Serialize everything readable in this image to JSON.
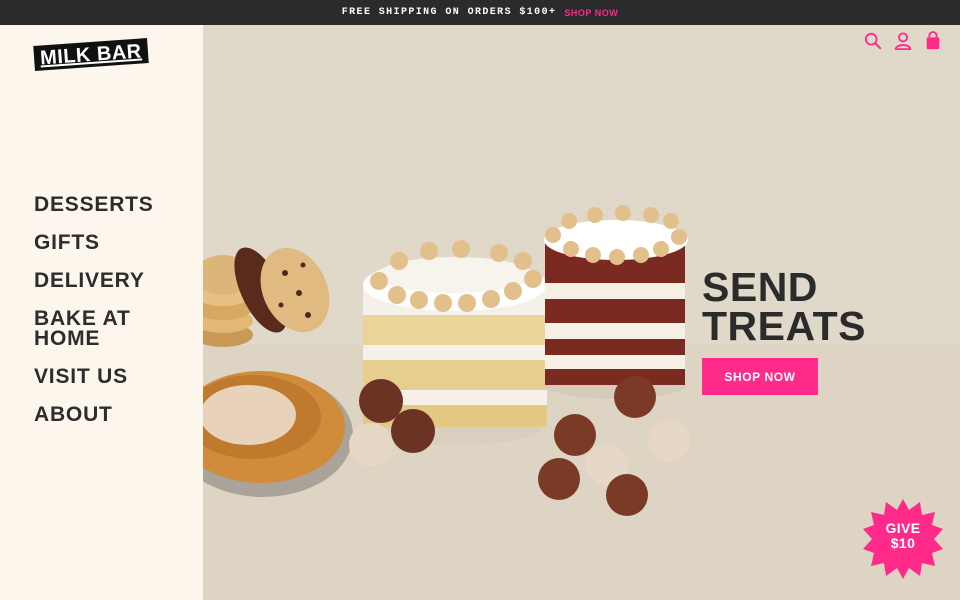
{
  "announcement": {
    "message": "FREE SHIPPING ON ORDERS $100+",
    "cta": "SHOP NOW"
  },
  "brand": {
    "logo_text": "MILK BAR"
  },
  "nav": {
    "items": [
      {
        "label": "DESSERTS"
      },
      {
        "label": "GIFTS"
      },
      {
        "label": "DELIVERY"
      },
      {
        "label": "BAKE AT HOME"
      },
      {
        "label": "VISIT US"
      },
      {
        "label": "ABOUT"
      }
    ]
  },
  "header_icons": [
    "search-icon",
    "account-icon",
    "shopping-bag-icon"
  ],
  "hero": {
    "headline_line1": "SEND",
    "headline_line2": "TREATS",
    "cta": "SHOP NOW"
  },
  "promo_badge": {
    "line1": "GIVE",
    "line2": "$10"
  },
  "colors": {
    "accent": "#ff2a8a",
    "topbar_bg": "#2b2b2b",
    "sidebar_bg": "#fdf6ec",
    "hero_bg": "#e0d8c8",
    "text_dark": "#2b2b2b"
  }
}
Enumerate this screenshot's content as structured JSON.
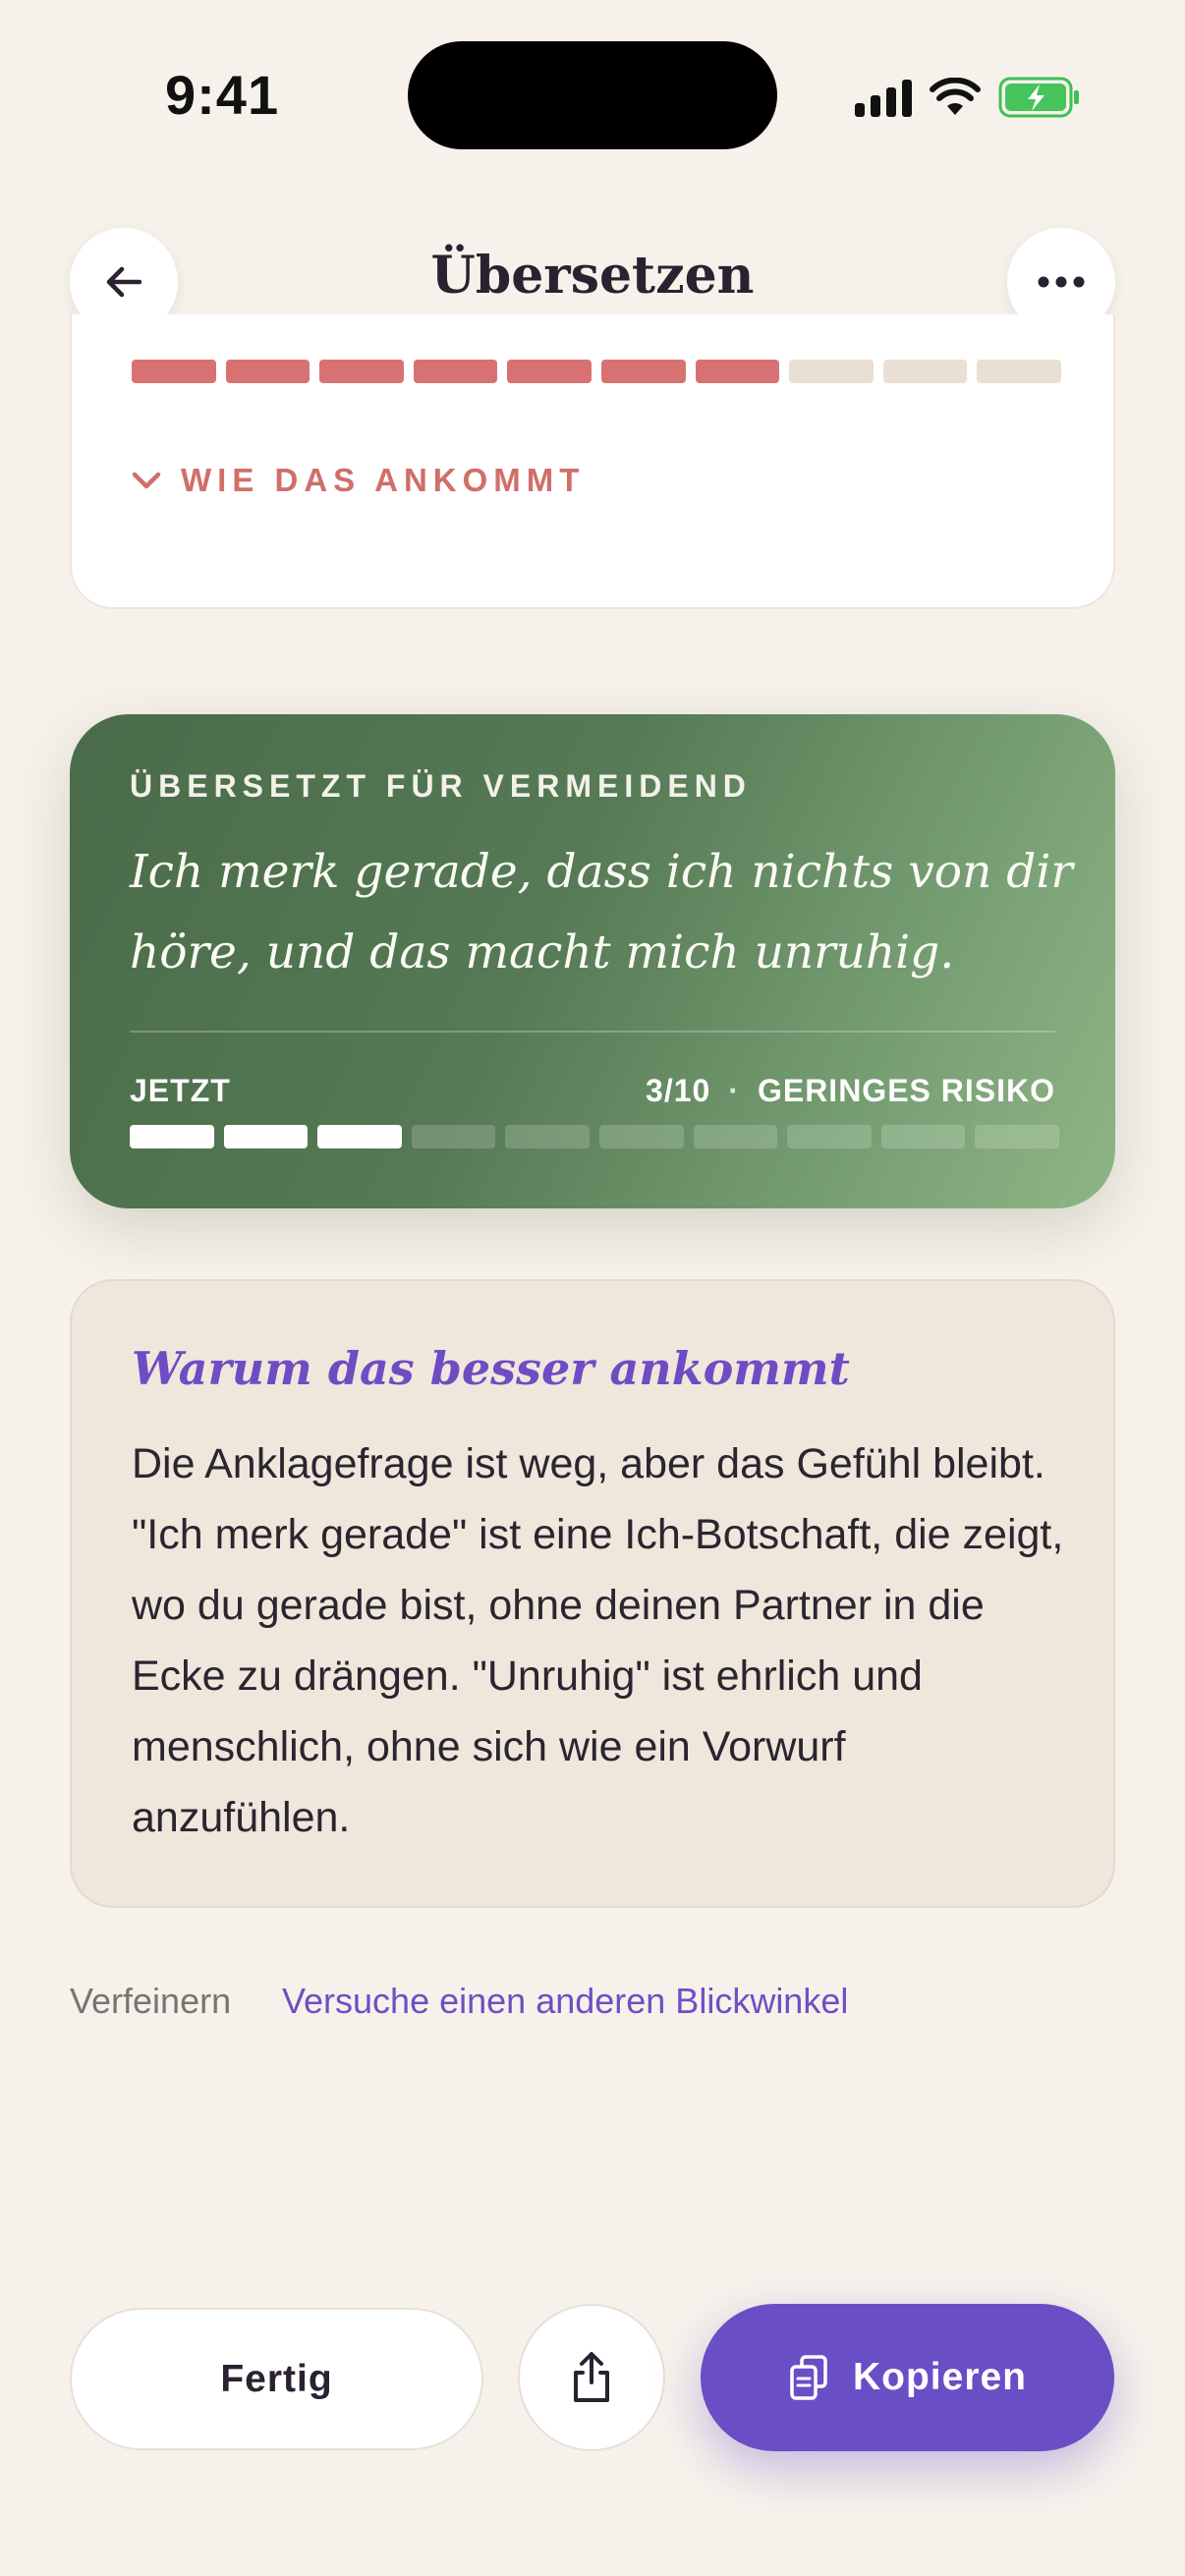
{
  "status_bar": {
    "time": "9:41"
  },
  "header": {
    "title": "Übersetzen"
  },
  "original": {
    "meter_filled": 7,
    "meter_total": 10,
    "expand_label": "WIE DAS ANKOMMT"
  },
  "translated": {
    "label": "ÜBERSETZT FÜR VERMEIDEND",
    "text": "Ich merk gerade, dass ich nichts von dir höre, und das macht mich unruhig.",
    "now_label": "JETZT",
    "score": "3/10",
    "separator": "·",
    "risk": "GERINGES RISIKO",
    "meter_filled": 3,
    "meter_total": 10
  },
  "explanation": {
    "title": "Warum das besser ankommt",
    "body": "Die Anklagefrage ist weg, aber das Gefühl bleibt. \"Ich merk gerade\" ist eine Ich-Botschaft, die zeigt, wo du gerade bist, ohne deinen Partner in die Ecke zu drängen. \"Unruhig\" ist ehrlich und menschlich, ohne sich wie ein Vorwurf anzufühlen."
  },
  "refine": {
    "label": "Verfeinern",
    "link": "Versuche einen anderen Blickwinkel"
  },
  "actions": {
    "done": "Fertig",
    "copy": "Kopieren"
  },
  "colors": {
    "background": "#f6f2eb",
    "accent": "#6a4ec6",
    "risk_red": "#d87272",
    "green": "#567a55"
  },
  "icons": [
    "back-arrow-icon",
    "more-dots-icon",
    "chevron-down-icon",
    "share-icon",
    "copy-icon",
    "signal-icon",
    "wifi-icon",
    "battery-icon"
  ]
}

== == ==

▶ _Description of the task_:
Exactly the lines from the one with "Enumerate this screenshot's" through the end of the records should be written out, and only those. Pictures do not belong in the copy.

▶ _Result of the exercise_:
Enumerate this screenshot's content as structured JSON.
{
  "status_bar": {
    "time": "9:41"
  },
  "header": {
    "title": "Übersetzen"
  },
  "original": {
    "meter_filled": 7,
    "meter_total": 10,
    "expand_label": "WIE DAS ANKOMMT"
  },
  "translated": {
    "label": "ÜBERSETZT FÜR VERMEIDEND",
    "text": "Ich merk gerade, dass ich nichts von dir höre, und das macht mich unruhig.",
    "now_label": "JETZT",
    "score": "3/10",
    "separator": "·",
    "risk": "GERINGES RISIKO",
    "meter_filled": 3,
    "meter_total": 10
  },
  "explanation": {
    "title": "Warum das besser ankommt",
    "body": "Die Anklagefrage ist weg, aber das Gefühl bleibt. \"Ich merk gerade\" ist eine Ich-Botschaft, die zeigt, wo du gerade bist, ohne deinen Partner in die Ecke zu drängen. \"Unruhig\" ist ehrlich und menschlich, ohne sich wie ein Vorwurf anzufühlen."
  },
  "refine": {
    "label": "Verfeinern",
    "link": "Versuche einen anderen Blickwinkel"
  },
  "actions": {
    "done": "Fertig",
    "copy": "Kopieren"
  },
  "colors": {
    "background": "#f6f2eb",
    "accent": "#6a4ec6",
    "risk_red": "#d87272",
    "green": "#567a55"
  },
  "icons": [
    "back-arrow-icon",
    "more-dots-icon",
    "chevron-down-icon",
    "share-icon",
    "copy-icon",
    "signal-icon",
    "wifi-icon",
    "battery-icon"
  ]
}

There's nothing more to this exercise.